A collective of western Sydney mums have come together to form an artistic group in the hope of inspiring their children to get creative and learn about their cultural roots.
The Women’s Creative Group initially came together to learn the traditional Indian and Nepalese art form, Madhubani. Connecting through the Westmead Public School, where all their children currently or previously studied, they bonded over a shared passion for art, leading them to explore other traditional Indian art forms.
“India has a rich tradition of folk arts, the custodians of which are the many tribes. Madhubani (Madhu — honey, Ban — forest) is a beautiful folk art from northern India. It was developed 2500 years ago in a region called Mithila, which is located in modern day India and Nepal,” said Smitha Shankavaram, one of the artists in the group.
“Traditionally, this form of painting was done with fingers, twigs, brushes, nib-pens, and matchsticks, using natural dyes and pigments. It is characterised by eye-catching geometrical patterns.”
During the Singular/Plural exhibition during the New Beginnings Festival for Refugee Week, the Women’s Creative Group will display a Madhubani painting depicting the Tree of Life — a figure that represents the interconnectedness of all life on our planet.
“It is a powerful symbol of hope, longevity and fertility. It represents that part of ourselves that stays pure despite difficult situations, as long as we are rooted spiritually. It symbolises regeneration, resurrection and sacred knowledge,” Ms Shankavaram said.

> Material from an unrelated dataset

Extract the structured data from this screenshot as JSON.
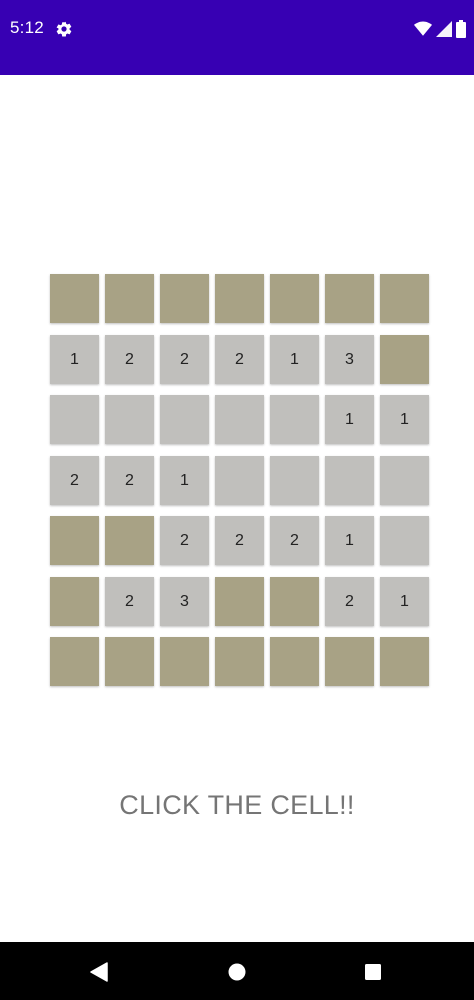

“The fine lines, dots and patterns in this work are characteristic of the Madhubani art form. The colour scheme of the painting was developed in response to the curatorial concept of Singular/Plural. While the central form of the tree and its leaves have been painted in unified shades of brown, the plurality of life forms found in its branches are presented in a variety of warm colours.”
The Women’s Creative Group believe that through their artwork, they can inspire their children to cultivate their creative talent, and act as a bridge back to their cultural roots.
They use art projects as a means of showcasing the vibrancy of Indian traditional art forms. Through their participation in mural projects across Sydney, such as the Bondi Beach Graffiti Wall, Welcome Walls in Parramatta and the Mural for Peace in Mosman, they hope to demonstrate the fact that Australians are truly multicultural in spirit. At the same time, they endeavour to preserve their culture and traditions for their children, so that they are able to appreciate the value and true meaning of art.
The Women’s Creative Group comprises Latha Seeniraj, Smitha Shankavaram, Shubhangi Kapare Neelima Jagtap, Lokeswari Devi and Anuradha Jayaseelan.
The Singular/Plural exhibition will open on Wednesday 21 June and run until 2 July. Entry is free. Click here for details.